Abstract: This article was written in order to address the ongoing debate on the terminology for the Nazi WWII atrocities by utilizing the possibilities of electronic archives and databases of historical books and press. I claim that if we want to contemplate (or even criticize) the appropriateness of the word “Holocaust” to describe the Nazi crimes, we have to first understand the historical context, in which this word was originally used. The main point about the etymology of “Holocaust”, as presented in this article, is that the Greek word “holokauston” was taken over to Latin and English with early Biblical translations, but as time went on and the old Catholic translations of the Bible were replaced by the King James Version, which dropped using the word “holocaust” for description of burnt offerings, the meaning of “holocaust” slowly broadened. In the 19th century, the meaning of “Holocaust” was understood not only as a “burnt sacrifice” but more often as “wholly burnt down”, or “wholly destroyed” without any religious connotations. In these meanings, the word “holocaust” was understood literally and it was commonly used to describe the horrors of war, forest fires, massacres and other large catastrophes. I document this very closely by particular quotations from the historical English-language newspapers. I claim that when the English-language media (including the Palestine Post in the Yishuv) used the word “holocaust” at the end of 1942 to describe the Nazi atrocities, they acted fully according to the discourse of their time. Moreover, the word “genocide” did not even exist at that time (it was coined a year later by Raphael Lemkin), so there was no other appropriate term. In the second part of the article, I use the Google Ngram Viewer and other tools to reflect on the birth of contemporary practice of writing the word “Holocaust” with a capital letter. The article also briefly explains the process by which the Hebrew word “Shoah” was brought into Western languages in the mid-1980s. I claim that to a great extent it was popularized by Claude Lanzmann?s famous documentary “Shoah”. Only since then can we see the discussions over whether it is better to write “Holocaust” or “Shoah”. In the end, I claim that to some extent the original religious, biblical meaning of the word “Holocaust”, long forgotten for most of the 20th century, is now being “rediscovered” in these polemics.

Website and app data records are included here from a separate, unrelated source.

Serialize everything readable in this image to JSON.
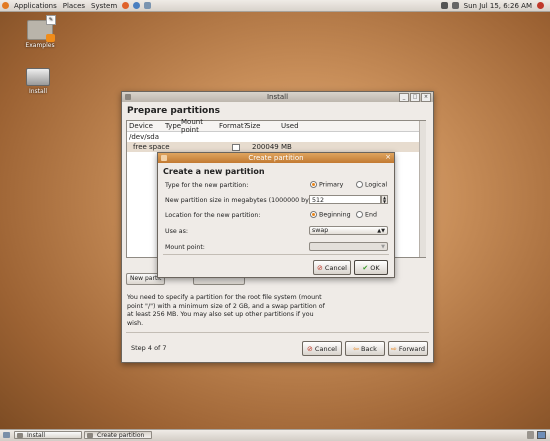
{
  "top_panel": {
    "menus": [
      "Applications",
      "Places",
      "System"
    ],
    "clock": "Sun Jul 15,  6:26 AM"
  },
  "desktop": {
    "icons": [
      {
        "label": "Examples"
      },
      {
        "label": "Install"
      }
    ]
  },
  "install_window": {
    "title": "Install",
    "heading": "Prepare partitions",
    "table": {
      "columns": [
        "Device",
        "Type",
        "Mount point",
        "Format?",
        "Size",
        "Used"
      ],
      "rows": [
        {
          "device": "/dev/sda",
          "type": "",
          "mount": "",
          "format": "",
          "size": "",
          "used": ""
        },
        {
          "device": "free space",
          "type": "",
          "mount": "",
          "format": "checkbox",
          "size": "200049 MB",
          "used": ""
        }
      ]
    },
    "new_partition_label": "New partit",
    "info_text": "You need to specify a partition for the root file system (mount point \"/\") with a minimum size of 2 GB, and a swap partition of at least 256 MB. You may also set up other partitions if you wish.",
    "step": "Step 4 of 7",
    "buttons": {
      "cancel": "Cancel",
      "back": "Back",
      "forward": "Forward"
    }
  },
  "create_dialog": {
    "title": "Create partition",
    "heading": "Create a new partition",
    "type_label": "Type for the new partition:",
    "type_primary": "Primary",
    "type_logical": "Logical",
    "size_label": "New partition size in megabytes (1000000 bytes):",
    "size_value": "512",
    "location_label": "Location for the new partition:",
    "location_beginning": "Beginning",
    "location_end": "End",
    "use_as_label": "Use as:",
    "use_as_value": "swap",
    "mount_label": "Mount point:",
    "mount_value": "",
    "buttons": {
      "cancel": "Cancel",
      "ok": "OK"
    }
  },
  "taskbar": {
    "tasks": [
      "Install",
      "Create partition"
    ]
  },
  "colors": {
    "accent": "#e8861e",
    "titlebar_active": "#c27a32"
  }
}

Keywords: Holocaust; Shoah; etymology; Holocaust memory; burnt offering; Elie Wiesel; discourse; calque
Mgr. Zbyněk Tarant, Ph.D., je odborným asistentem na Katedře blízkovýchodních studií Filozofické fakulty Západočeské univerzity v Plzni. Vedle témat spojených s židovskou kolektivní pamětí holocaustu se zabývá výzkumem a reflexí soudobého českého antisemitismu a politického extremismu ( firstname.lastname@example.org).